Much of the story is about Kristin’s omnipresent anxiety, which she details at length until she seems almost like a catalogue of pathologies. She sees sound as colors, doesn’t like to go into buildings, despises glasses and jackets as a moral failing bordering on betrayal -- she berates her drummer as a “coat slave” when she sees him wearing a coat -- and lives in fear of an invisible snake that’s either her illness or her creativity, if indeed there’s any difference between the two. The play flirts with the issue of whether artistic expression can be boiled down to mental illness, and the implication seems to be yeah, probably. After a doctor (Augello) gives a long list of symptoms of bipolar disorder, Kristin says, “So basically my whole personality.” It’s funny because it’s true. That said, most of the time Kellogg’s jittery delivery makes Kristin seem more artistically eccentric than exasperatingly nonfunctional.
The cast is an entertaining collection of characters who spend most of their time philosophizing and pontificating inanely like drunken grad students (sample quote: “Someone thinking you’re pretentious is just part of your crucifixion”), often coming back to how much pop music sucks. Josh Saulpaw’s set is like the cluttered apartment of a bohemian college student: a stack of televisions with paint dripping down the screens, a lampshade atop upside-down mannequin legs, and various wigs and notebooks strewn around. Charmingly dotty like a proud stage mom, Augello’s Betty gives Kristin advice about the importance of razzle-dazzle and sex appeal, often namedropping the stars of yesteryear who told her the same.
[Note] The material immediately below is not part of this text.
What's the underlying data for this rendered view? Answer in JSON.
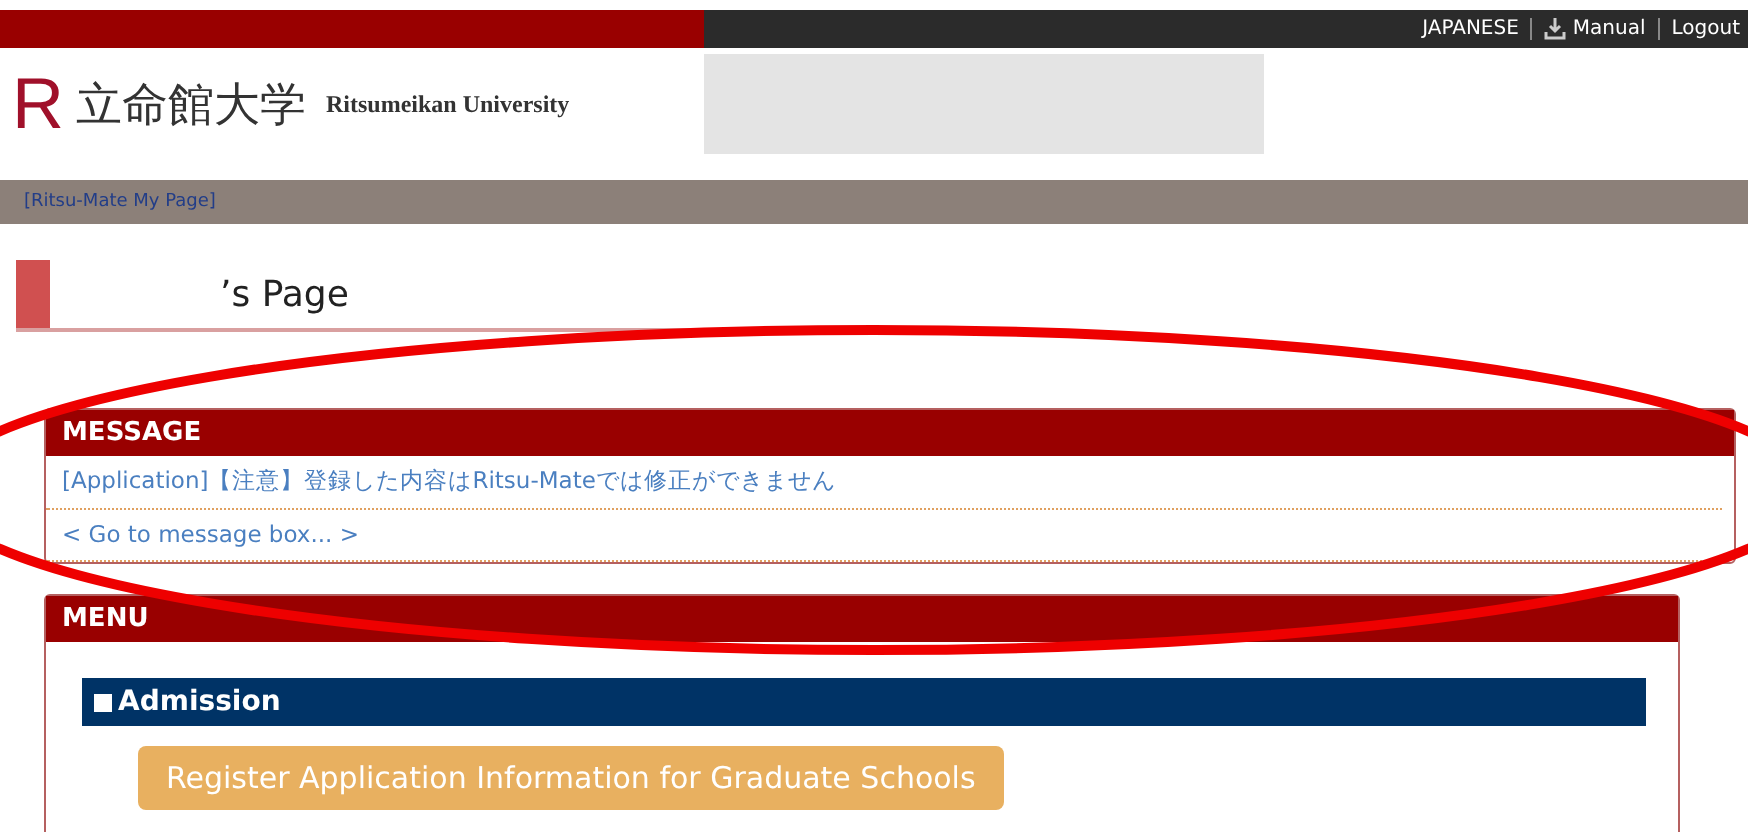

There are a couple of characters who seem as if they might be important in the book, but whom we learn so little about in the play that it’s hard to tell who they are or why they’re included at all. Both are seemingly friends of Kristin’s: Jeff (Tim Green), a grumpy guy who paints and holds forth about what’s wrong with the world, and Mark (Nathan Brown), a sensitive soul who seems to have a mutually nurturing relationship with Kristin, always checking in on whether the other one’s okay. Mark’s so half-present, in fact, that it’s not entirely clear whether he’s intended to be actually there or only in Kristin’s imagination. (Brown and Green also double as some amusingly eccentric music-biz types who help Kristin and company start to gain success despite themselves.)
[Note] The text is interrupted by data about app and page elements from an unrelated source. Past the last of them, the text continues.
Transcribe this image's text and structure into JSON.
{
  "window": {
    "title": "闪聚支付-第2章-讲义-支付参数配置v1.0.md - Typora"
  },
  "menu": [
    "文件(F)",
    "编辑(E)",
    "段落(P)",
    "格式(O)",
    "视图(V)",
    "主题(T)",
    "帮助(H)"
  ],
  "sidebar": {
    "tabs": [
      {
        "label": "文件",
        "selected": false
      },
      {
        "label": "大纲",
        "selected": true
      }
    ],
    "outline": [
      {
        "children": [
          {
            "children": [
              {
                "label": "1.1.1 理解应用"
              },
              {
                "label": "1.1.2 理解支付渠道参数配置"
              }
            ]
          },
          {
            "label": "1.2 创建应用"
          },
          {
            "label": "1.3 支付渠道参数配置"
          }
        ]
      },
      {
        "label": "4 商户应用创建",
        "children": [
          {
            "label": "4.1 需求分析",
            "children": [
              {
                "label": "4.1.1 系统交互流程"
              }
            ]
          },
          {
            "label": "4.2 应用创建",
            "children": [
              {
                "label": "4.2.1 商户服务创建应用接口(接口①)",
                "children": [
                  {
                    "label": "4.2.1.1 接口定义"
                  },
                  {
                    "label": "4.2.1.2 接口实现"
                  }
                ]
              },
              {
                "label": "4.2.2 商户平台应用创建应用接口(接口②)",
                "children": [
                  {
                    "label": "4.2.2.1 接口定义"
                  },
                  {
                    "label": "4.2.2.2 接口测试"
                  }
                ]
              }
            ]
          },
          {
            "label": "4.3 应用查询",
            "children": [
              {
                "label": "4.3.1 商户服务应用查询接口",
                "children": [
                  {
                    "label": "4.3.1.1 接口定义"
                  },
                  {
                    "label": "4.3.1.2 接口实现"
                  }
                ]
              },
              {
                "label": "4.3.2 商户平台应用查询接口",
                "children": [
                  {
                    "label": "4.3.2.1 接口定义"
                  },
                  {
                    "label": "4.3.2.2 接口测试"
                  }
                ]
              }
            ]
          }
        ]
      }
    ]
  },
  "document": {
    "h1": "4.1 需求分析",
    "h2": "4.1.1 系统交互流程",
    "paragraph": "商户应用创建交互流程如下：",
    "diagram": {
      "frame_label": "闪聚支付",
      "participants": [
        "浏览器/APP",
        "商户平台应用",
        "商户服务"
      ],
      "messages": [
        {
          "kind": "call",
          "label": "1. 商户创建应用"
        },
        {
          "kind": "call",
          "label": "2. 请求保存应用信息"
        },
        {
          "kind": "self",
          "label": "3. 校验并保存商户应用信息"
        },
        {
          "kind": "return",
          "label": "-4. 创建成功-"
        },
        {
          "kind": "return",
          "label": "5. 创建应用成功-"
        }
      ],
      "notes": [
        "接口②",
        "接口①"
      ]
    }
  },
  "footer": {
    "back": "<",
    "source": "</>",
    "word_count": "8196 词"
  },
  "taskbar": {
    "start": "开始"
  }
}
There are a couple of really funny scenes, such as a barrage of absurdly clueless journalists’ questions and an equally buffoonish art therapy class. As for Kristin’s mental health, there are a few moments that can’t help but be intensely disturbing, and maybe it’s appropriate that you never really know when they’ll happen or why. The story doesn't really have an emotional arc, so much as a series of immediate triggers and responses. And of course there are a whole lot of conversations about the nature of art, which prove useful to shift the focus away from all illness all the time (this is the portrait of an artist, after all), but are also often circular and repetitive, often sounding good but not making much sense. The show’s a little over two and a half hours, and there are entire scenes and characters that probably don’t need to be there. But then another one of Hersh’s songs comes along, making it all feel worthwhile, and making you hope it all felt worthwhile to her too, eventually.
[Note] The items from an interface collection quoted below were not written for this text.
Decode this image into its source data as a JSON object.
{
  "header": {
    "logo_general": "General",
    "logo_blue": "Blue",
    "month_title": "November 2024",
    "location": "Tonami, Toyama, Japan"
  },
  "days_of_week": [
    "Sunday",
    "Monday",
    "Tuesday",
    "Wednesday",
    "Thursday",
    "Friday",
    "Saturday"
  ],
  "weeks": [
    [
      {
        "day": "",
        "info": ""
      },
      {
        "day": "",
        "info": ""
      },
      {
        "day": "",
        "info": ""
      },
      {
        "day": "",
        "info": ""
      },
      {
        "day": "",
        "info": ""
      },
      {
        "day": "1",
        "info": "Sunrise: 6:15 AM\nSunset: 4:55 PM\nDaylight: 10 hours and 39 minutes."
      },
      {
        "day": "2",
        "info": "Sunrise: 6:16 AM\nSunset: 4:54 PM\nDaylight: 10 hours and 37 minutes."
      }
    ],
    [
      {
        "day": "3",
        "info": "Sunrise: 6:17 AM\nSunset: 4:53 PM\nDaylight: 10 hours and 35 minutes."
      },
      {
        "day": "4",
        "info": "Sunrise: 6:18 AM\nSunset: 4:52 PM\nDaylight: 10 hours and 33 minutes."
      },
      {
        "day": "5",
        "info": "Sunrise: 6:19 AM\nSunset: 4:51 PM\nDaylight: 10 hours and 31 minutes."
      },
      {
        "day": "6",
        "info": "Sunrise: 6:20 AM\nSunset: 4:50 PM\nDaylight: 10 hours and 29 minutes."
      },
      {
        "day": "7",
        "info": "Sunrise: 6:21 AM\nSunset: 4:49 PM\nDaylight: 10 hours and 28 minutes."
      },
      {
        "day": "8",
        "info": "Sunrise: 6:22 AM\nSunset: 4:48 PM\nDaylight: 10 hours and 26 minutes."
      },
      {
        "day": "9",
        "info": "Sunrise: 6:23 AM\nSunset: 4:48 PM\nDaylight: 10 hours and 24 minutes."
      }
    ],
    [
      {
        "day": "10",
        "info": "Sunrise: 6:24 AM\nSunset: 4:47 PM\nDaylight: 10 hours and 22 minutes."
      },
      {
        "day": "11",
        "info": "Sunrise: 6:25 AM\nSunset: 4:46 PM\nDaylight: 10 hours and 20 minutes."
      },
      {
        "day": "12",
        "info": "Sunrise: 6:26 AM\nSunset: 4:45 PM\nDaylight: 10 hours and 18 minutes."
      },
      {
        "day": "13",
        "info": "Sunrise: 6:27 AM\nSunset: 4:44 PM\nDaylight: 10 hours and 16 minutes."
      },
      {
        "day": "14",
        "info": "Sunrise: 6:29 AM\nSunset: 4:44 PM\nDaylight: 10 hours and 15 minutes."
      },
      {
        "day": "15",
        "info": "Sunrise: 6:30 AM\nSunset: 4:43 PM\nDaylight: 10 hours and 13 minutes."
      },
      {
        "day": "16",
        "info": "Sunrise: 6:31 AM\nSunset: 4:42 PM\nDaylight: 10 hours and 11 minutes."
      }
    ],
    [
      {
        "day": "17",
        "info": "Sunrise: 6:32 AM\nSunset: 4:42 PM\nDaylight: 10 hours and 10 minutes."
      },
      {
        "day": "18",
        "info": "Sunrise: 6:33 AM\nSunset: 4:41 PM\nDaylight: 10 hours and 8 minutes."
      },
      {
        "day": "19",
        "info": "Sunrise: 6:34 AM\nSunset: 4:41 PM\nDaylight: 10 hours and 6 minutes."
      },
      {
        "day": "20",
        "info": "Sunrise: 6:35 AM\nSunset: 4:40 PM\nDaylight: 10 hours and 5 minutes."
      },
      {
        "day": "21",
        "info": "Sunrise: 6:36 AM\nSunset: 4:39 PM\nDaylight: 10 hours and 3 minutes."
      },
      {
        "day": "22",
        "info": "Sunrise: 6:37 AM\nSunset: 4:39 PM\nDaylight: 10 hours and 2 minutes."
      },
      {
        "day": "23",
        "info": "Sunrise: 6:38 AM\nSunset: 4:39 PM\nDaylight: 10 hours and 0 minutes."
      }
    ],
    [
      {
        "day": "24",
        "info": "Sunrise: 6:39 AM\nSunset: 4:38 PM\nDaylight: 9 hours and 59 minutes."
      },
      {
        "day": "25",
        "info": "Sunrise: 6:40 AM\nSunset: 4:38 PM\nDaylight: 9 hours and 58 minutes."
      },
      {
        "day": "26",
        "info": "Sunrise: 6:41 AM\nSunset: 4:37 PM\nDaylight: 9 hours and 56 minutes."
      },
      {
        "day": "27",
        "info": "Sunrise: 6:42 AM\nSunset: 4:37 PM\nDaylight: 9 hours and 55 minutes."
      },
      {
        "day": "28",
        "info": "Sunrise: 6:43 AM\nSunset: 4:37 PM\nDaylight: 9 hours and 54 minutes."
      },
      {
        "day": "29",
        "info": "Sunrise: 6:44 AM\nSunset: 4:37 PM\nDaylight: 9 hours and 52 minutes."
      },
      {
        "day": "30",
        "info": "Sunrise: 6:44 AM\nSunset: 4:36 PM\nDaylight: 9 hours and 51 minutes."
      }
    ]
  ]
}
Rat Girl runs through May 24, 2014 at the EXIT Theatre in San Francisco. For tickets and information visit divafest.info.
All photos by Claire Rice.
Funding for KQED Arts is provided by The William and Flora Hewlett Foundation.
Support is also provided by Yogen and Peggy Dalal, Diane B. Wilsey, the Kenneth Rainin Foundation, the John S. and James L. Knight Foundation, Helen Sarah Steyer, the William and Gretchen Kimball Fund, and the members of KQED